EXERCISE INSTRUCTIONS - Once the data has been read, print it back in full, exactly.

[Stored records]
◆ ◆ ◆ ◆ ◆ ◆ ◆

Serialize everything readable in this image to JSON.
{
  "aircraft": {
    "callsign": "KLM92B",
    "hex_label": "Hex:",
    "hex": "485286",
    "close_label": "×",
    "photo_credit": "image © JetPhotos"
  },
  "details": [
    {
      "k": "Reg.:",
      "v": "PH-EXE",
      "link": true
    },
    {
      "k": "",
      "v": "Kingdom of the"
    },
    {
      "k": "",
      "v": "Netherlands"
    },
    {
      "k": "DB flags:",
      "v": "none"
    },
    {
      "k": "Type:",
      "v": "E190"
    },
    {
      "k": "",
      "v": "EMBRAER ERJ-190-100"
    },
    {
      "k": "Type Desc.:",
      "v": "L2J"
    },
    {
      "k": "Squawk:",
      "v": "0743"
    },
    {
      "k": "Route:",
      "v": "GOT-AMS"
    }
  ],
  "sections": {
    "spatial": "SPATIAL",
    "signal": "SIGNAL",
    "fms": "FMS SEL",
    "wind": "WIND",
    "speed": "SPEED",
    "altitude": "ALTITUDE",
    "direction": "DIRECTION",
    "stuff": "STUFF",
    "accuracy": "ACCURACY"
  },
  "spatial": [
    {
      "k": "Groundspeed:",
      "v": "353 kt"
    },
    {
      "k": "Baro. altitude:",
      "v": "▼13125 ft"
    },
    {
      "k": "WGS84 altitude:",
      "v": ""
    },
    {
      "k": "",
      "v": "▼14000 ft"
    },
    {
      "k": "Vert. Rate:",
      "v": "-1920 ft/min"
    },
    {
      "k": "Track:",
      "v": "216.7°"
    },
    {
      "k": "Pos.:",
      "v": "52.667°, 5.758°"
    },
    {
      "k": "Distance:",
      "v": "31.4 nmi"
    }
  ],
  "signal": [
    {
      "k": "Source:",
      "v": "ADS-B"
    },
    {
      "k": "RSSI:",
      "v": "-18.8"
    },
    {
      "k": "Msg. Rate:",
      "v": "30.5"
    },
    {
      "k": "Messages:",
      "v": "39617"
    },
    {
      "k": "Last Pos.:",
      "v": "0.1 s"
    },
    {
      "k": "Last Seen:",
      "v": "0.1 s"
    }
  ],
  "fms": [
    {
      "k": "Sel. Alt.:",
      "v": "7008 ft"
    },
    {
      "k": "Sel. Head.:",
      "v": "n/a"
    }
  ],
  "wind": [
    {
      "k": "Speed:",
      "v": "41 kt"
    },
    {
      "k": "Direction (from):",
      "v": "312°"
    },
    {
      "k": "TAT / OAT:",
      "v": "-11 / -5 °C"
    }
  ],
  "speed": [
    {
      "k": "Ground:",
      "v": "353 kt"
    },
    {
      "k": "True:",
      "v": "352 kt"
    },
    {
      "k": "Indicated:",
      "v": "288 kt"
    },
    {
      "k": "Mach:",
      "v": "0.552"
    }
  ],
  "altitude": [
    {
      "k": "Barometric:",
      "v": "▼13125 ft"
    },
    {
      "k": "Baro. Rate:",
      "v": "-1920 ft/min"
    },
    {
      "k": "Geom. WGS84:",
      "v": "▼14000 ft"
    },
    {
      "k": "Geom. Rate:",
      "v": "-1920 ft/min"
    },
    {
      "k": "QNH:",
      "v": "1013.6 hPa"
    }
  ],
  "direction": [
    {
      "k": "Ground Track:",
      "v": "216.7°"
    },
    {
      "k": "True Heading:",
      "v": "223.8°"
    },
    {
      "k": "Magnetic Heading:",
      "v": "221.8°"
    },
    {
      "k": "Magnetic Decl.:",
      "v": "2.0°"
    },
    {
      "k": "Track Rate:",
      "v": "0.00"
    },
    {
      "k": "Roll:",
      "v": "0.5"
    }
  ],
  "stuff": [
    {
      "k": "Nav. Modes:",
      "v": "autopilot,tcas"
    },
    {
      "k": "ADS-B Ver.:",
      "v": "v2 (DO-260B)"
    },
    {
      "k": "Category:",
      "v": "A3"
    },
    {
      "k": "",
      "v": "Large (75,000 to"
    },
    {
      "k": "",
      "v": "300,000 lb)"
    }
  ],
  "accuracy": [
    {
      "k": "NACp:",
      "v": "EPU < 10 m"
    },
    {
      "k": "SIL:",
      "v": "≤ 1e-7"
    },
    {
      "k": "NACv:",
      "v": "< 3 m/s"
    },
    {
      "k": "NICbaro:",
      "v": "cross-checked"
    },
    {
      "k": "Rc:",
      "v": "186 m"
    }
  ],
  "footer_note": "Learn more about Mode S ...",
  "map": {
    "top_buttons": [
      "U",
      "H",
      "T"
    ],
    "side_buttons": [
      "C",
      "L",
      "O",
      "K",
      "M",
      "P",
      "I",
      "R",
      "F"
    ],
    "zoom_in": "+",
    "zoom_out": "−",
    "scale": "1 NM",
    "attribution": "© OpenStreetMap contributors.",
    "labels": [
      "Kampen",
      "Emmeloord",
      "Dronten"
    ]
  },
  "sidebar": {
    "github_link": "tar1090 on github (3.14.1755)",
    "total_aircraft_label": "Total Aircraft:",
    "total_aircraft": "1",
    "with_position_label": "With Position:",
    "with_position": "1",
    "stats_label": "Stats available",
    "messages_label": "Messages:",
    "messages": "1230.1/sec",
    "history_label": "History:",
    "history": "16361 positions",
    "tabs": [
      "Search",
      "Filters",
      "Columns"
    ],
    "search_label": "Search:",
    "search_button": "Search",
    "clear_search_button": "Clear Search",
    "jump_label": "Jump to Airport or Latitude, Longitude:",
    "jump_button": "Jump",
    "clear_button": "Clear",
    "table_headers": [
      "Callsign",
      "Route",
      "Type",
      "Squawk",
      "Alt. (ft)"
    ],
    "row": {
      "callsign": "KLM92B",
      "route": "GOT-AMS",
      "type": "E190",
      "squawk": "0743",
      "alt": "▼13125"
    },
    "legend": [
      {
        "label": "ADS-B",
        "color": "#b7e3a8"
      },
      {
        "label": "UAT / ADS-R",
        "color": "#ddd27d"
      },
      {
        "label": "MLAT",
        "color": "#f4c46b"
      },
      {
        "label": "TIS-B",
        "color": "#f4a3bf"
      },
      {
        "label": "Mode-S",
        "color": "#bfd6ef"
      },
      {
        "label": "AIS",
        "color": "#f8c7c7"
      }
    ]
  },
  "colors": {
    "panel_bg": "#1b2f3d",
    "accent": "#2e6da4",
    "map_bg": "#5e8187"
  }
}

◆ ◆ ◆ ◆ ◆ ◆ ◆

YOUR RESPONSE -
Serialize everything readable in this image to JSON.
{
  "aircraft": {
    "callsign": "KLM92B",
    "hex_label": "Hex:",
    "hex": "485286",
    "close_label": "×",
    "photo_credit": "image © JetPhotos"
  },
  "details": [
    {
      "k": "Reg.:",
      "v": "PH-EXE",
      "link": true
    },
    {
      "k": "",
      "v": "Kingdom of the"
    },
    {
      "k": "",
      "v": "Netherlands"
    },
    {
      "k": "DB flags:",
      "v": "none"
    },
    {
      "k": "Type:",
      "v": "E190"
    },
    {
      "k": "",
      "v": "EMBRAER ERJ-190-100"
    },
    {
      "k": "Type Desc.:",
      "v": "L2J"
    },
    {
      "k": "Squawk:",
      "v": "0743"
    },
    {
      "k": "Route:",
      "v": "GOT-AMS"
    }
  ],
  "sections": {
    "spatial": "SPATIAL",
    "signal": "SIGNAL",
    "fms": "FMS SEL",
    "wind": "WIND",
    "speed": "SPEED",
    "altitude": "ALTITUDE",
    "direction": "DIRECTION",
    "stuff": "STUFF",
    "accuracy": "ACCURACY"
  },
  "spatial": [
    {
      "k": "Groundspeed:",
      "v": "353 kt"
    },
    {
      "k": "Baro. altitude:",
      "v": "▼13125 ft"
    },
    {
      "k": "WGS84 altitude:",
      "v": ""
    },
    {
      "k": "",
      "v": "▼14000 ft"
    },
    {
      "k": "Vert. Rate:",
      "v": "-1920 ft/min"
    },
    {
      "k": "Track:",
      "v": "216.7°"
    },
    {
      "k": "Pos.:",
      "v": "52.667°, 5.758°"
    },
    {
      "k": "Distance:",
      "v": "31.4 nmi"
    }
  ],
  "signal": [
    {
      "k": "Source:",
      "v": "ADS-B"
    },
    {
      "k": "RSSI:",
      "v": "-18.8"
    },
    {
      "k": "Msg. Rate:",
      "v": "30.5"
    },
    {
      "k": "Messages:",
      "v": "39617"
    },
    {
      "k": "Last Pos.:",
      "v": "0.1 s"
    },
    {
      "k": "Last Seen:",
      "v": "0.1 s"
    }
  ],
  "fms": [
    {
      "k": "Sel. Alt.:",
      "v": "7008 ft"
    },
    {
      "k": "Sel. Head.:",
      "v": "n/a"
    }
  ],
  "wind": [
    {
      "k": "Speed:",
      "v": "41 kt"
    },
    {
      "k": "Direction (from):",
      "v": "312°"
    },
    {
      "k": "TAT / OAT:",
      "v": "-11 / -5 °C"
    }
  ],
  "speed": [
    {
      "k": "Ground:",
      "v": "353 kt"
    },
    {
      "k": "True:",
      "v": "352 kt"
    },
    {
      "k": "Indicated:",
      "v": "288 kt"
    },
    {
      "k": "Mach:",
      "v": "0.552"
    }
  ],
  "altitude": [
    {
      "k": "Barometric:",
      "v": "▼13125 ft"
    },
    {
      "k": "Baro. Rate:",
      "v": "-1920 ft/min"
    },
    {
      "k": "Geom. WGS84:",
      "v": "▼14000 ft"
    },
    {
      "k": "Geom. Rate:",
      "v": "-1920 ft/min"
    },
    {
      "k": "QNH:",
      "v": "1013.6 hPa"
    }
  ],
  "direction": [
    {
      "k": "Ground Track:",
      "v": "216.7°"
    },
    {
      "k": "True Heading:",
      "v": "223.8°"
    },
    {
      "k": "Magnetic Heading:",
      "v": "221.8°"
    },
    {
      "k": "Magnetic Decl.:",
      "v": "2.0°"
    },
    {
      "k": "Track Rate:",
      "v": "0.00"
    },
    {
      "k": "Roll:",
      "v": "0.5"
    }
  ],
  "stuff": [
    {
      "k": "Nav. Modes:",
      "v": "autopilot,tcas"
    },
    {
      "k": "ADS-B Ver.:",
      "v": "v2 (DO-260B)"
    },
    {
      "k": "Category:",
      "v": "A3"
    },
    {
      "k": "",
      "v": "Large (75,000 to"
    },
    {
      "k": "",
      "v": "300,000 lb)"
    }
  ],
  "accuracy": [
    {
      "k": "NACp:",
      "v": "EPU < 10 m"
    },
    {
      "k": "SIL:",
      "v": "≤ 1e-7"
    },
    {
      "k": "NACv:",
      "v": "< 3 m/s"
    },
    {
      "k": "NICbaro:",
      "v": "cross-checked"
    },
    {
      "k": "Rc:",
      "v": "186 m"
    }
  ],
  "footer_note": "Learn more about Mode S ...",
  "map": {
    "top_buttons": [
      "U",
      "H",
      "T"
    ],
    "side_buttons": [
      "C",
      "L",
      "O",
      "K",
      "M",
      "P",
      "I",
      "R",
      "F"
    ],
    "zoom_in": "+",
    "zoom_out": "−",
    "scale": "1 NM",
    "attribution": "© OpenStreetMap contributors.",
    "labels": [
      "Kampen",
      "Emmeloord",
      "Dronten"
    ]
  },
  "sidebar": {
    "github_link": "tar1090 on github (3.14.1755)",
    "total_aircraft_label": "Total Aircraft:",
    "total_aircraft": "1",
    "with_position_label": "With Position:",
    "with_position": "1",
    "stats_label": "Stats available",
    "messages_label": "Messages:",
    "messages": "1230.1/sec",
    "history_label": "History:",
    "history": "16361 positions",
    "tabs": [
      "Search",
      "Filters",
      "Columns"
    ],
    "search_label": "Search:",
    "search_button": "Search",
    "clear_search_button": "Clear Search",
    "jump_label": "Jump to Airport or Latitude, Longitude:",
    "jump_button": "Jump",
    "clear_button": "Clear",
    "table_headers": [
      "Callsign",
      "Route",
      "Type",
      "Squawk",
      "Alt. (ft)"
    ],
    "row": {
      "callsign": "KLM92B",
      "route": "GOT-AMS",
      "type": "E190",
      "squawk": "0743",
      "alt": "▼13125"
    },
    "legend": [
      {
        "label": "ADS-B",
        "color": "#b7e3a8"
      },
      {
        "label": "UAT / ADS-R",
        "color": "#ddd27d"
      },
      {
        "label": "MLAT",
        "color": "#f4c46b"
      },
      {
        "label": "TIS-B",
        "color": "#f4a3bf"
      },
      {
        "label": "Mode-S",
        "color": "#bfd6ef"
      },
      {
        "label": "AIS",
        "color": "#f8c7c7"
      }
    ]
  },
  "colors": {
    "panel_bg": "#1b2f3d",
    "accent": "#2e6da4",
    "map_bg": "#5e8187"
  }
}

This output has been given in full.